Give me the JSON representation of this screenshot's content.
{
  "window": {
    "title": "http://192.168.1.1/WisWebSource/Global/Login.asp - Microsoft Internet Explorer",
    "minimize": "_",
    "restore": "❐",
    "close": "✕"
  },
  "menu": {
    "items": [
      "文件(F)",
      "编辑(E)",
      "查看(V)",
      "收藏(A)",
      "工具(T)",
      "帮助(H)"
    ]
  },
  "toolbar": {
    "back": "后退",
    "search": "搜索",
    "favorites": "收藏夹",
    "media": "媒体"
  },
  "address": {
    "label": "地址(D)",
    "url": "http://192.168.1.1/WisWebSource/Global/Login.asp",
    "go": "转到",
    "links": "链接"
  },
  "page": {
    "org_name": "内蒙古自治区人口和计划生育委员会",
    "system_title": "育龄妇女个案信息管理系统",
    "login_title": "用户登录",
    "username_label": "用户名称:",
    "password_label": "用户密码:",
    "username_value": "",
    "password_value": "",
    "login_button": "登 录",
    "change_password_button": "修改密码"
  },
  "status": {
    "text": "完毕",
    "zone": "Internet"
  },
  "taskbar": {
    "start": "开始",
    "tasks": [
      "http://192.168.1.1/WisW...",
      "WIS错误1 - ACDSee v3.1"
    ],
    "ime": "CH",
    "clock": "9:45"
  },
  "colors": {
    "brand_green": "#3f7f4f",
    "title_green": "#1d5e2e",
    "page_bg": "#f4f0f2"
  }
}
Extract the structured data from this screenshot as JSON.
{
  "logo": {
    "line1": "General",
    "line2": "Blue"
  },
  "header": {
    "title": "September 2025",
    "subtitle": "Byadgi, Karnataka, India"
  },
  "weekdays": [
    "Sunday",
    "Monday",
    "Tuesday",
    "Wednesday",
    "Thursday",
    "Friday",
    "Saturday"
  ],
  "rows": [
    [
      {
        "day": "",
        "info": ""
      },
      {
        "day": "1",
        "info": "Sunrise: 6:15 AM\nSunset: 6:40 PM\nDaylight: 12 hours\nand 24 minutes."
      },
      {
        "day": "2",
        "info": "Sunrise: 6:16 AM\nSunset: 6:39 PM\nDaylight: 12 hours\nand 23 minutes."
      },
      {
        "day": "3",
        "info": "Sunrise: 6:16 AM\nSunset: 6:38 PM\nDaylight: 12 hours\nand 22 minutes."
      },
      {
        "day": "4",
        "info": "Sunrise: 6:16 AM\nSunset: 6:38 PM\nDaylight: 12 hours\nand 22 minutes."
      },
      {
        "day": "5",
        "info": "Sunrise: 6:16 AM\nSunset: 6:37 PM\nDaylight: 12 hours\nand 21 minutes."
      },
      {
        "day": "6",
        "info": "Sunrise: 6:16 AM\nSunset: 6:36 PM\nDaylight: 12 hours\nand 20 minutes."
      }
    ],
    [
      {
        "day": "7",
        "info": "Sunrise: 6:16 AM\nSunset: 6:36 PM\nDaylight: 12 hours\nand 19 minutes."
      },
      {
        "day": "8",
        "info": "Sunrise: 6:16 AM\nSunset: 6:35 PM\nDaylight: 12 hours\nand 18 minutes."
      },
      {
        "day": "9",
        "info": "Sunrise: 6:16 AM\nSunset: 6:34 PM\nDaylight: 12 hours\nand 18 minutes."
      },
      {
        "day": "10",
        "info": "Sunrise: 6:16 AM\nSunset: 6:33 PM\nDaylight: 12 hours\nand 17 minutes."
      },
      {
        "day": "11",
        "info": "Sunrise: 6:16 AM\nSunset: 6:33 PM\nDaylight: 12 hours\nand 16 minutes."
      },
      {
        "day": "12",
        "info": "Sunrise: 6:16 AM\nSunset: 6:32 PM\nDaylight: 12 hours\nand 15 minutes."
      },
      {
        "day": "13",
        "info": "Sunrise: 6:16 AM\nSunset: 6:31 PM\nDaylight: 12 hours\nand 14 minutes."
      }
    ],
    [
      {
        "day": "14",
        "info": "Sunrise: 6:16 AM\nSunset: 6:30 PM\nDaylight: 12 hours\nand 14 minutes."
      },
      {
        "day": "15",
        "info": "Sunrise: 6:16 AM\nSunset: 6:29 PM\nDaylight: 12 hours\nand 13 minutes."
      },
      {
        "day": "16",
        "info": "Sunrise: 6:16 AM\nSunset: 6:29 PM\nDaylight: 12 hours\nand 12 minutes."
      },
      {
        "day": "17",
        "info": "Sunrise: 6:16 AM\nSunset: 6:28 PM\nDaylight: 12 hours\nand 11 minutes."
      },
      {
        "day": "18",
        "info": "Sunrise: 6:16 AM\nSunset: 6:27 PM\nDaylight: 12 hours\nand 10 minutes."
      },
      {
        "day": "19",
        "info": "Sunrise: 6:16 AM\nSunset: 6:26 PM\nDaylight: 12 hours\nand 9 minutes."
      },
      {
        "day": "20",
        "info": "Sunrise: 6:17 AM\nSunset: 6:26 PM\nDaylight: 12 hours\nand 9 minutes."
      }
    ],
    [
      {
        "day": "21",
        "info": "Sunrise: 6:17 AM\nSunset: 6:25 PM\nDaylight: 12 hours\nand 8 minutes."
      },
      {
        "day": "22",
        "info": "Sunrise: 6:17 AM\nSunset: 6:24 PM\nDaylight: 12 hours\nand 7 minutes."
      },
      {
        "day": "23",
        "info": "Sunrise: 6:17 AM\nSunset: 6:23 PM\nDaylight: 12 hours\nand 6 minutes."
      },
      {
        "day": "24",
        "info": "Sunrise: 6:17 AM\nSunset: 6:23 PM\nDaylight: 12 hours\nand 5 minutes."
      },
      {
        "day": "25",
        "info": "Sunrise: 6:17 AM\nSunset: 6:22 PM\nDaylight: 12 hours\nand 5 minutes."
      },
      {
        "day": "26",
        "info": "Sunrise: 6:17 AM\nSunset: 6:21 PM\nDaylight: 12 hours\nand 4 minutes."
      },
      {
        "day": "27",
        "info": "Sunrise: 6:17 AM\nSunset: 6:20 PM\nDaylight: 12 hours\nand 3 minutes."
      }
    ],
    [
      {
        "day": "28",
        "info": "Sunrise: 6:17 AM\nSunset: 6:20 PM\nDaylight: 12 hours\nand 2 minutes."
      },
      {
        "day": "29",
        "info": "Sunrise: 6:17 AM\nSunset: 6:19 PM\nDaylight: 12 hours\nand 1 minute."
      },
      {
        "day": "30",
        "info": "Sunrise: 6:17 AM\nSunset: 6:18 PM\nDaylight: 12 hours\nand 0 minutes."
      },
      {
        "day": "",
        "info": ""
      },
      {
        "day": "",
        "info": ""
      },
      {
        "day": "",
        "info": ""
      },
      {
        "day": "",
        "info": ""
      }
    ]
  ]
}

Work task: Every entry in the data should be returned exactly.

Result of the exercise:
Give me the JSON representation of this screenshot's content.
{
  "window": {
    "title": "http://192.168.1.1/WisWebSource/Global/Login.asp - Microsoft Internet Explorer",
    "minimize": "_",
    "restore": "❐",
    "close": "✕"
  },
  "menu": {
    "items": [
      "文件(F)",
      "编辑(E)",
      "查看(V)",
      "收藏(A)",
      "工具(T)",
      "帮助(H)"
    ]
  },
  "toolbar": {
    "back": "后退",
    "search": "搜索",
    "favorites": "收藏夹",
    "media": "媒体"
  },
  "address": {
    "label": "地址(D)",
    "url": "http://192.168.1.1/WisWebSource/Global/Login.asp",
    "go": "转到",
    "links": "链接"
  },
  "page": {
    "org_name": "内蒙古自治区人口和计划生育委员会",
    "system_title": "育龄妇女个案信息管理系统",
    "login_title": "用户登录",
    "username_label": "用户名称:",
    "password_label": "用户密码:",
    "username_value": "",
    "password_value": "",
    "login_button": "登 录",
    "change_password_button": "修改密码"
  },
  "status": {
    "text": "完毕",
    "zone": "Internet"
  },
  "taskbar": {
    "start": "开始",
    "tasks": [
      "http://192.168.1.1/WisW...",
      "WIS错误1 - ACDSee v3.1"
    ],
    "ime": "CH",
    "clock": "9:45"
  },
  "colors": {
    "brand_green": "#3f7f4f",
    "title_green": "#1d5e2e",
    "page_bg": "#f4f0f2"
  }
}
Extract the structured data from this screenshot as JSON.
{
  "logo": {
    "line1": "General",
    "line2": "Blue"
  },
  "header": {
    "title": "September 2025",
    "subtitle": "Byadgi, Karnataka, India"
  },
  "weekdays": [
    "Sunday",
    "Monday",
    "Tuesday",
    "Wednesday",
    "Thursday",
    "Friday",
    "Saturday"
  ],
  "rows": [
    [
      {
        "day": "",
        "info": ""
      },
      {
        "day": "1",
        "info": "Sunrise: 6:15 AM\nSunset: 6:40 PM\nDaylight: 12 hours\nand 24 minutes."
      },
      {
        "day": "2",
        "info": "Sunrise: 6:16 AM\nSunset: 6:39 PM\nDaylight: 12 hours\nand 23 minutes."
      },
      {
        "day": "3",
        "info": "Sunrise: 6:16 AM\nSunset: 6:38 PM\nDaylight: 12 hours\nand 22 minutes."
      },
      {
        "day": "4",
        "info": "Sunrise: 6:16 AM\nSunset: 6:38 PM\nDaylight: 12 hours\nand 22 minutes."
      },
      {
        "day": "5",
        "info": "Sunrise: 6:16 AM\nSunset: 6:37 PM\nDaylight: 12 hours\nand 21 minutes."
      },
      {
        "day": "6",
        "info": "Sunrise: 6:16 AM\nSunset: 6:36 PM\nDaylight: 12 hours\nand 20 minutes."
      }
    ],
    [
      {
        "day": "7",
        "info": "Sunrise: 6:16 AM\nSunset: 6:36 PM\nDaylight: 12 hours\nand 19 minutes."
      },
      {
        "day": "8",
        "info": "Sunrise: 6:16 AM\nSunset: 6:35 PM\nDaylight: 12 hours\nand 18 minutes."
      },
      {
        "day": "9",
        "info": "Sunrise: 6:16 AM\nSunset: 6:34 PM\nDaylight: 12 hours\nand 18 minutes."
      },
      {
        "day": "10",
        "info": "Sunrise: 6:16 AM\nSunset: 6:33 PM\nDaylight: 12 hours\nand 17 minutes."
      },
      {
        "day": "11",
        "info": "Sunrise: 6:16 AM\nSunset: 6:33 PM\nDaylight: 12 hours\nand 16 minutes."
      },
      {
        "day": "12",
        "info": "Sunrise: 6:16 AM\nSunset: 6:32 PM\nDaylight: 12 hours\nand 15 minutes."
      },
      {
        "day": "13",
        "info": "Sunrise: 6:16 AM\nSunset: 6:31 PM\nDaylight: 12 hours\nand 14 minutes."
      }
    ],
    [
      {
        "day": "14",
        "info": "Sunrise: 6:16 AM\nSunset: 6:30 PM\nDaylight: 12 hours\nand 14 minutes."
      },
      {
        "day": "15",
        "info": "Sunrise: 6:16 AM\nSunset: 6:29 PM\nDaylight: 12 hours\nand 13 minutes."
      },
      {
        "day": "16",
        "info": "Sunrise: 6:16 AM\nSunset: 6:29 PM\nDaylight: 12 hours\nand 12 minutes."
      },
      {
        "day": "17",
        "info": "Sunrise: 6:16 AM\nSunset: 6:28 PM\nDaylight: 12 hours\nand 11 minutes."
      },
      {
        "day": "18",
        "info": "Sunrise: 6:16 AM\nSunset: 6:27 PM\nDaylight: 12 hours\nand 10 minutes."
      },
      {
        "day": "19",
        "info": "Sunrise: 6:16 AM\nSunset: 6:26 PM\nDaylight: 12 hours\nand 9 minutes."
      },
      {
        "day": "20",
        "info": "Sunrise: 6:17 AM\nSunset: 6:26 PM\nDaylight: 12 hours\nand 9 minutes."
      }
    ],
    [
      {
        "day": "21",
        "info": "Sunrise: 6:17 AM\nSunset: 6:25 PM\nDaylight: 12 hours\nand 8 minutes."
      },
      {
        "day": "22",
        "info": "Sunrise: 6:17 AM\nSunset: 6:24 PM\nDaylight: 12 hours\nand 7 minutes."
      },
      {
        "day": "23",
        "info": "Sunrise: 6:17 AM\nSunset: 6:23 PM\nDaylight: 12 hours\nand 6 minutes."
      },
      {
        "day": "24",
        "info": "Sunrise: 6:17 AM\nSunset: 6:23 PM\nDaylight: 12 hours\nand 5 minutes."
      },
      {
        "day": "25",
        "info": "Sunrise: 6:17 AM\nSunset: 6:22 PM\nDaylight: 12 hours\nand 5 minutes."
      },
      {
        "day": "26",
        "info": "Sunrise: 6:17 AM\nSunset: 6:21 PM\nDaylight: 12 hours\nand 4 minutes."
      },
      {
        "day": "27",
        "info": "Sunrise: 6:17 AM\nSunset: 6:20 PM\nDaylight: 12 hours\nand 3 minutes."
      }
    ],
    [
      {
        "day": "28",
        "info": "Sunrise: 6:17 AM\nSunset: 6:20 PM\nDaylight: 12 hours\nand 2 minutes."
      },
      {
        "day": "29",
        "info": "Sunrise: 6:17 AM\nSunset: 6:19 PM\nDaylight: 12 hours\nand 1 minute."
      },
      {
        "day": "30",
        "info": "Sunrise: 6:17 AM\nSunset: 6:18 PM\nDaylight: 12 hours\nand 0 minutes."
      },
      {
        "day": "",
        "info": ""
      },
      {
        "day": "",
        "info": ""
      },
      {
        "day": "",
        "info": ""
      },
      {
        "day": "",
        "info": ""
      }
    ]
  ]
}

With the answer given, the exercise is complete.